Data excerpts

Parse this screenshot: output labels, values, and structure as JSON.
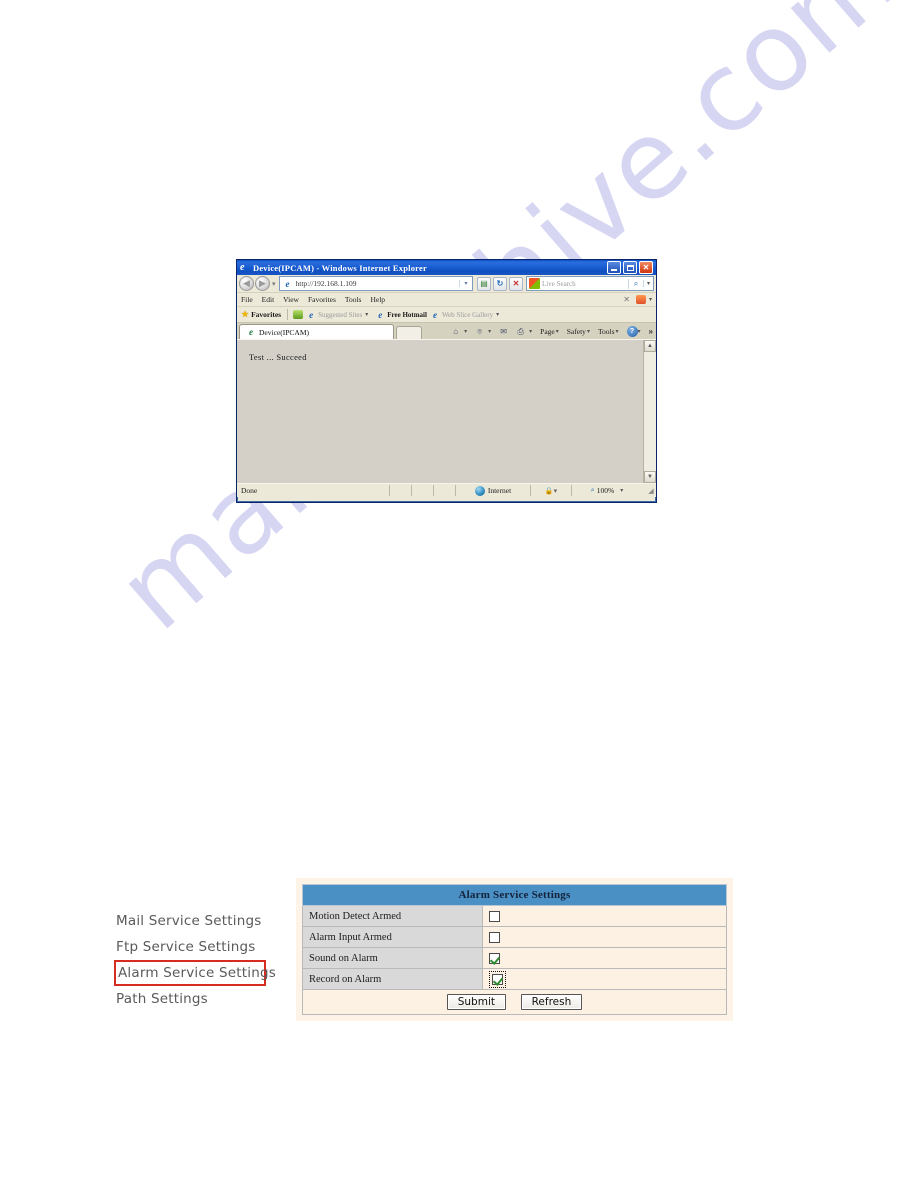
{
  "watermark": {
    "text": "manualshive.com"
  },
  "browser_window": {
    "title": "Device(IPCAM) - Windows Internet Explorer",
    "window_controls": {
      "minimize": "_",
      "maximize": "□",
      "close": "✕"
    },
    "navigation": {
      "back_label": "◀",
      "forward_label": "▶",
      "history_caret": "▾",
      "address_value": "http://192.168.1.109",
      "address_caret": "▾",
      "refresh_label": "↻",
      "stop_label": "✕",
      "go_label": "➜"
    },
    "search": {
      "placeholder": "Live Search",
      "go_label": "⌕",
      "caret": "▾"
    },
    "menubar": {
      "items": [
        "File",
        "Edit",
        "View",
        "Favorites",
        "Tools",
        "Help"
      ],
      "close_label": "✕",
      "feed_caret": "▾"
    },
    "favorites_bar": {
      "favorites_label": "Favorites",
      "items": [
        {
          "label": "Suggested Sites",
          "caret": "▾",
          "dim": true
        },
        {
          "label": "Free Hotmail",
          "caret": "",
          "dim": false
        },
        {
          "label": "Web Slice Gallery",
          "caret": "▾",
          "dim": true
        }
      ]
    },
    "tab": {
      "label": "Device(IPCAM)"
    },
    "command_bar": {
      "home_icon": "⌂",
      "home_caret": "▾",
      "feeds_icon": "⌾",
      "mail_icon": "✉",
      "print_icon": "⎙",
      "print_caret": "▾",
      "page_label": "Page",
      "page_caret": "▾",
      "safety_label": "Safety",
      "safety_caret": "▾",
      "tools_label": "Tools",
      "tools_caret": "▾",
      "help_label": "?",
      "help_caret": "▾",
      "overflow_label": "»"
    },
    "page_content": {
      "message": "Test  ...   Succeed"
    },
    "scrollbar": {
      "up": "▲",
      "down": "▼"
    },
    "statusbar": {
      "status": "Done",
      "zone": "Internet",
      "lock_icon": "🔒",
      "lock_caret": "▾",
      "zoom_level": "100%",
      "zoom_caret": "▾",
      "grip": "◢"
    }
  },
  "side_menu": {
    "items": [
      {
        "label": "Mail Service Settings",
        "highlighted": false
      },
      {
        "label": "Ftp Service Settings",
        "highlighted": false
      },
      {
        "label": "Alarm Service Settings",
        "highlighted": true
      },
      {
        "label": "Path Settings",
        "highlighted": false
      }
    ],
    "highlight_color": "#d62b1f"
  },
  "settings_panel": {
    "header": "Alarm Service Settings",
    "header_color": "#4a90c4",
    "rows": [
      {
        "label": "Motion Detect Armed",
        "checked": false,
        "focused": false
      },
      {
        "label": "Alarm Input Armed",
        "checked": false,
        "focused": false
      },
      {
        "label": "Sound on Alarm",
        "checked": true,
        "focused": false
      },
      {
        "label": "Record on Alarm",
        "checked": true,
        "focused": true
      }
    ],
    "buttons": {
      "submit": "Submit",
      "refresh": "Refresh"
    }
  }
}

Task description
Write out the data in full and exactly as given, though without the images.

Final answer
Parse this screenshot: output labels, values, and structure as JSON.
{
  "watermark": {
    "text": "manualshive.com"
  },
  "browser_window": {
    "title": "Device(IPCAM) - Windows Internet Explorer",
    "window_controls": {
      "minimize": "_",
      "maximize": "□",
      "close": "✕"
    },
    "navigation": {
      "back_label": "◀",
      "forward_label": "▶",
      "history_caret": "▾",
      "address_value": "http://192.168.1.109",
      "address_caret": "▾",
      "refresh_label": "↻",
      "stop_label": "✕",
      "go_label": "➜"
    },
    "search": {
      "placeholder": "Live Search",
      "go_label": "⌕",
      "caret": "▾"
    },
    "menubar": {
      "items": [
        "File",
        "Edit",
        "View",
        "Favorites",
        "Tools",
        "Help"
      ],
      "close_label": "✕",
      "feed_caret": "▾"
    },
    "favorites_bar": {
      "favorites_label": "Favorites",
      "items": [
        {
          "label": "Suggested Sites",
          "caret": "▾",
          "dim": true
        },
        {
          "label": "Free Hotmail",
          "caret": "",
          "dim": false
        },
        {
          "label": "Web Slice Gallery",
          "caret": "▾",
          "dim": true
        }
      ]
    },
    "tab": {
      "label": "Device(IPCAM)"
    },
    "command_bar": {
      "home_icon": "⌂",
      "home_caret": "▾",
      "feeds_icon": "⌾",
      "mail_icon": "✉",
      "print_icon": "⎙",
      "print_caret": "▾",
      "page_label": "Page",
      "page_caret": "▾",
      "safety_label": "Safety",
      "safety_caret": "▾",
      "tools_label": "Tools",
      "tools_caret": "▾",
      "help_label": "?",
      "help_caret": "▾",
      "overflow_label": "»"
    },
    "page_content": {
      "message": "Test  ...   Succeed"
    },
    "scrollbar": {
      "up": "▲",
      "down": "▼"
    },
    "statusbar": {
      "status": "Done",
      "zone": "Internet",
      "lock_icon": "🔒",
      "lock_caret": "▾",
      "zoom_level": "100%",
      "zoom_caret": "▾",
      "grip": "◢"
    }
  },
  "side_menu": {
    "items": [
      {
        "label": "Mail Service Settings",
        "highlighted": false
      },
      {
        "label": "Ftp Service Settings",
        "highlighted": false
      },
      {
        "label": "Alarm Service Settings",
        "highlighted": true
      },
      {
        "label": "Path Settings",
        "highlighted": false
      }
    ],
    "highlight_color": "#d62b1f"
  },
  "settings_panel": {
    "header": "Alarm Service Settings",
    "header_color": "#4a90c4",
    "rows": [
      {
        "label": "Motion Detect Armed",
        "checked": false,
        "focused": false
      },
      {
        "label": "Alarm Input Armed",
        "checked": false,
        "focused": false
      },
      {
        "label": "Sound on Alarm",
        "checked": true,
        "focused": false
      },
      {
        "label": "Record on Alarm",
        "checked": true,
        "focused": true
      }
    ],
    "buttons": {
      "submit": "Submit",
      "refresh": "Refresh"
    }
  }
}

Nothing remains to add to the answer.